February 29, 2016
By Joel Kreisberg, DC, ACC
“Slim by Design is about changing your eating environment – what I call your food radius – so that you, your kids and even your neighbors will eat less and eat better”
Turns out when we eat on a bigger plate, we eat more….choose smaller plates. What we have out in the kitchen is the most likely the food we will eat….leave fruit out, only! If we use larger serving bowls, we serve bigger portions. When the food is the same color as the plate, we’ll eat 18% more. The food on your table is the food you will most likely eat, so if you leave the salad on the table and put all the carbs back in the kitchen where you have to get up to get seconds, you’ll eat more salad, less carbs.
While we often hear that 90% of all dieters gain all the weight back within 2 years-plus, we don’t hear much about how we can set up our eating environment to favor fewer calories. Brian Wansink, a Cornell behavioral scientist, and author of Slim by Design:Mindless Eating Solutions for Everyday Life, has broken the code. Rather than paying attention to what you are eating and having to rely on willpower, his research reveals how our environment significantly impacts our eating habits.

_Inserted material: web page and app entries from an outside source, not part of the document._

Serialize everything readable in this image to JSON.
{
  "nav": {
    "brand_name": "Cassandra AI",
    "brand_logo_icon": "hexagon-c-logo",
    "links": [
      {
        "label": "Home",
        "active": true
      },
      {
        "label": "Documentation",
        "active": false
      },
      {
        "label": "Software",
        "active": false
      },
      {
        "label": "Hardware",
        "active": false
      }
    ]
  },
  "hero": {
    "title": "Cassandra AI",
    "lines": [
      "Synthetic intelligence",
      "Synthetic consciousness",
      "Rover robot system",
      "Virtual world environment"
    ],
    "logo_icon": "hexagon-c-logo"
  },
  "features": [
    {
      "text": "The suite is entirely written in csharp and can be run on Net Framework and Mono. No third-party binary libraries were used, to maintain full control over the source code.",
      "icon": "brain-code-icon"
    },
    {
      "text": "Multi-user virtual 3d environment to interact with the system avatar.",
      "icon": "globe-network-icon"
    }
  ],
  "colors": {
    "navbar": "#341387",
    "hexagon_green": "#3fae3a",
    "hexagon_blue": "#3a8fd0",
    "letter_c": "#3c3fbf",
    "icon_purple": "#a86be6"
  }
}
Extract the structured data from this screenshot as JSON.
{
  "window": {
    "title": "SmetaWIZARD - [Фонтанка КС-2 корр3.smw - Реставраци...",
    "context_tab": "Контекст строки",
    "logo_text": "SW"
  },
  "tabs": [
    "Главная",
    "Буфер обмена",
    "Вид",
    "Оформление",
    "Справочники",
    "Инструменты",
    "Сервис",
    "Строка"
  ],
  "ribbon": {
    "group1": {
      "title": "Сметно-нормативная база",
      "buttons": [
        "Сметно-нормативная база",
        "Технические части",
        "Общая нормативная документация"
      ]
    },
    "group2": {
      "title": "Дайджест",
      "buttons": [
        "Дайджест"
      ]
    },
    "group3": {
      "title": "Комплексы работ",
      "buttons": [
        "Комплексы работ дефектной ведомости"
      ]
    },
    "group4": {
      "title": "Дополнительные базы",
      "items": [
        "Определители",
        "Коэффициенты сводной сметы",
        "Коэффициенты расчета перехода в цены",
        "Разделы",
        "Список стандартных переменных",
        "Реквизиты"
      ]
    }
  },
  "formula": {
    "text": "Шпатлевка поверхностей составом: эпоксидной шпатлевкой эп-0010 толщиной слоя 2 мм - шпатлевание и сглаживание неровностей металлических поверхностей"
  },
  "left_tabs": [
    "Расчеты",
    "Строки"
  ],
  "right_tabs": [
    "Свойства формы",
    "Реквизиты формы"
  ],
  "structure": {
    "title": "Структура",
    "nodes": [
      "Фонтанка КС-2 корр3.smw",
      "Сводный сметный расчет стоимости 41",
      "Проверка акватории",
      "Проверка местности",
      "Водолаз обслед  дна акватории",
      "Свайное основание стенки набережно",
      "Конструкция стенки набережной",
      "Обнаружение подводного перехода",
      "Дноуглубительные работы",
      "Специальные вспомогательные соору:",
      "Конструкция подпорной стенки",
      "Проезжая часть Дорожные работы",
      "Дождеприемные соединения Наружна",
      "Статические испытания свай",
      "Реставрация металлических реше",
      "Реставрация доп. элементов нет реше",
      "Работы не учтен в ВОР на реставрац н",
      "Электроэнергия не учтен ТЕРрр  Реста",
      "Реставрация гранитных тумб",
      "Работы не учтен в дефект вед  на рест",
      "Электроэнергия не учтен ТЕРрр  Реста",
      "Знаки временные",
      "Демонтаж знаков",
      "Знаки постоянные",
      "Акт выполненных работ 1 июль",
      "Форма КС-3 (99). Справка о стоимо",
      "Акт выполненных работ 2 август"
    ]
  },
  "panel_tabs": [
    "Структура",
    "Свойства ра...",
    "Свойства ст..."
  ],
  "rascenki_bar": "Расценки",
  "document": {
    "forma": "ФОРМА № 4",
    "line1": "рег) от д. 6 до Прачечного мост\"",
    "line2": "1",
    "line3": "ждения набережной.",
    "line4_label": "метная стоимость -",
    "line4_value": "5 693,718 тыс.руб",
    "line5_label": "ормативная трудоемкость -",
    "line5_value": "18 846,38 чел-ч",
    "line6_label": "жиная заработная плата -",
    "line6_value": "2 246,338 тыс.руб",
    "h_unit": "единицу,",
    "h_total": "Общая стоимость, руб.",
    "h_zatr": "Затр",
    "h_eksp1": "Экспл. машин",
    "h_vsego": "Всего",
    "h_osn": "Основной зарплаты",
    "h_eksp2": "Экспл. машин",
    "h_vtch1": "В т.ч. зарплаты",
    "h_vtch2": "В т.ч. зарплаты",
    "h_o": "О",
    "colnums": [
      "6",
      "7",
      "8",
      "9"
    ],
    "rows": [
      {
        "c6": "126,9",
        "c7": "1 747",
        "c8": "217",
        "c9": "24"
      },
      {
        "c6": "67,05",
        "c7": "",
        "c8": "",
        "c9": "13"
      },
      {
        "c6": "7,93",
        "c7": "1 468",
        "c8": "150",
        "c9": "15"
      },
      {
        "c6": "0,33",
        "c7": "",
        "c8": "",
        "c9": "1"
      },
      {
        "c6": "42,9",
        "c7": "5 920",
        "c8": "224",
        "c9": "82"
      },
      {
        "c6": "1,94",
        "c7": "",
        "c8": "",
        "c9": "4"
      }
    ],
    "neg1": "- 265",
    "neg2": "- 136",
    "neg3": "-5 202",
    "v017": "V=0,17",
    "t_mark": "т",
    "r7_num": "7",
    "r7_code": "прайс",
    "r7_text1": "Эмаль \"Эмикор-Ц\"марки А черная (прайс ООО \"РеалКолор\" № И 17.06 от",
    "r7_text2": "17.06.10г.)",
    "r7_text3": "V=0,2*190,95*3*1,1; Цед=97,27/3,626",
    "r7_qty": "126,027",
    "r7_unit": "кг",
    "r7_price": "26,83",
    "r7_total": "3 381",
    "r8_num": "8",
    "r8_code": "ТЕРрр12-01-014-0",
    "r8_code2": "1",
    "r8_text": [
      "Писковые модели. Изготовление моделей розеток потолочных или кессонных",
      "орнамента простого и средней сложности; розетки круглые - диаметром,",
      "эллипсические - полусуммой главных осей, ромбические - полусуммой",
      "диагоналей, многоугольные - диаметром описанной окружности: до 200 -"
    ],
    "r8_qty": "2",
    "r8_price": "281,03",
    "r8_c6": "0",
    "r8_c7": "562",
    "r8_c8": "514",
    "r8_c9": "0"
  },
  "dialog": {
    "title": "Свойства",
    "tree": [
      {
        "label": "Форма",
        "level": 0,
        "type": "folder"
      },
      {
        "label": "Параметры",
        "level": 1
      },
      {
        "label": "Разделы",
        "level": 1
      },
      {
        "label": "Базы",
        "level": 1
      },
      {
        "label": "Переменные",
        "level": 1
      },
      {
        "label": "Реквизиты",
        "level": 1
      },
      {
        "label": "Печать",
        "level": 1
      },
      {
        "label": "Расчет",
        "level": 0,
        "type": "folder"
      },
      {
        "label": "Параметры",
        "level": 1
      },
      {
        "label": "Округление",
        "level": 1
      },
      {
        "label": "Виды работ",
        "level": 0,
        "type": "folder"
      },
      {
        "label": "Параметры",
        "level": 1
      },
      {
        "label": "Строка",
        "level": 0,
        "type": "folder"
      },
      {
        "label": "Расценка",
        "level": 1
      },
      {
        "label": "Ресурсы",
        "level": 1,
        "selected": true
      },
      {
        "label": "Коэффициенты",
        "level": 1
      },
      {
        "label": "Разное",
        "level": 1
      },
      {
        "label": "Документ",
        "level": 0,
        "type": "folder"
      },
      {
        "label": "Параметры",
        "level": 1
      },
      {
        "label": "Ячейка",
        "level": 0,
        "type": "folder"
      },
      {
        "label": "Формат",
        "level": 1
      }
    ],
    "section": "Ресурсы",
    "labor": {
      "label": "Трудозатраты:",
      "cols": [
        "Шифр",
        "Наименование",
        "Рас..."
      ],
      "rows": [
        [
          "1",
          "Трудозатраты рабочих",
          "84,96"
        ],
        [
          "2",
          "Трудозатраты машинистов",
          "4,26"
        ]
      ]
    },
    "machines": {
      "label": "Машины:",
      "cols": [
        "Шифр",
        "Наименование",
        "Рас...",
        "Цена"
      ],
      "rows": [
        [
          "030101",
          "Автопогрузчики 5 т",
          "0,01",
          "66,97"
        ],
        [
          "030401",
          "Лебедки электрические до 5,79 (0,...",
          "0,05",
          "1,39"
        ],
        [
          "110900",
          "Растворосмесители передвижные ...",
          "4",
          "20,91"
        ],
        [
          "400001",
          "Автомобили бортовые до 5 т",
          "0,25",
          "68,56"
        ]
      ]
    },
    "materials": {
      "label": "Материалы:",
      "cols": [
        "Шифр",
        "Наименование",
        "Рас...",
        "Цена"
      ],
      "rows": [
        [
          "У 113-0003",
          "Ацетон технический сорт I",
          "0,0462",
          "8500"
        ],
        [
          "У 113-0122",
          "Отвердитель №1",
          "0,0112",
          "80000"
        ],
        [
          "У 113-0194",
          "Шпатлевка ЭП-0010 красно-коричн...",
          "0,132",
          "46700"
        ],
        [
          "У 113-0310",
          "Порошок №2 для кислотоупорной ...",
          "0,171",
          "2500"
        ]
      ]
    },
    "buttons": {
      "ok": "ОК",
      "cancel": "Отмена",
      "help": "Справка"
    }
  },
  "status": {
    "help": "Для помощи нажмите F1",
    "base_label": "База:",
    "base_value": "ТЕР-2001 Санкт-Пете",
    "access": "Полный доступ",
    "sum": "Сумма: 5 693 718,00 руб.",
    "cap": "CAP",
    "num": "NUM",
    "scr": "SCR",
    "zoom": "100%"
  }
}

Wait a second – what is he really saying? Take a quick trip to www.slimbydesign.org and do one of his 10-question quizzes and rate your kitchen. What Mr. Wansink is saying is that attending to the structure of our environment, what he calls our Food Radius, significantly impacts the amount and types of food that we eat. Thus, rather than focusing on individual behaviors—often called volition and the attending awareness that goes along with it in many theories of coaching, such as Minds at Work, Narrative Health Coaching or Mindful Eating programs, Wansink suggests that we set up the conditions for success in the system—where we eat and prepare food. When we put our attention here, we eat less food and make better choices, without using any willpower or ongoing effort.
Slim by Design is chock full of fasciniating research, information and tidbits. Some of the bigger ideas worth mentioning to our readers include the Kitchen Makeover, Tablescape Redesign and Snackproofing. I’ve given some examples at the beginning of this blog, but below are a few more you can use today.
The Kitchen Makeover uses kitchen design to organize and impact how much and what you eat. Sure, what is out in the kitchen is what is eaten first, but what about media distraction? Is there a TV or computer in your kitchen? If so, you’re likely to eat more while watching. Even a microwave makes it easier to eat more. Actually, we tend to eat what is convenient, so an empty kitchen increases the chances of eating out or eating more snack food. On the other hand, healthy snack foods available all the time, in the most convenient places in your kitchen, will support eating healthier food. Think individual serving sizes of veggies, fruits, even cheese and yogurt.
Tablescape Redesign is about the size of everything you eat with and on. Larger plates, serving bowls and serving utensils all lead to more food consumption. Larger glasses? More beverage. Bigger wine glasses? More wine. The solution is 9 or 10-inch plates rather than 12-inch plates. 10 to 12 ounce glasses rather than 16 ounce glasses. Smaller serving bowls and serving spoons. Put the salad on the table and leave the high calorie foods in the kitchen, requiring a trip back in the kitchen for seconds. A really simple tidbit is the half plate rule. At all meals, half the plate needs to be fruits, veggies or salad, and the other half whatever you want. AND, when you go for seconds or thirds, rather than having more of your favorite dish, again, half a plate of salad or fruit.
Snackproofing makes easy to access food the most available and likely to be eaten. Make healthy snacks the go-to-first line. Keep healthy snacks in the front of the fridge at eye level. Put away sweets and chips; make them hard to find. Think small bowls when taking chips out of the cupboard.
The tips and information about our eating habits that Wansink, and his team at the Cornel Food and Brand Lab, has studied and uncovered are comprehensive. His book covers food in restaurants, in supermarkets, at work and of course in school. Without having to work too hard, you’ll change the way your environment is set up such that it will be easier to eat less and maintain a healthier body weight. Since so many clients seek health coaching for weight loss, Slim by Design is a must-read for health coaches and health practitioners ready to take a new and well researched approach to a growing concern—healthy nutrition. From the health coaching perspective, Wansink’s work is a key resource for creating the conditions that heal. I’m still working through my copy today!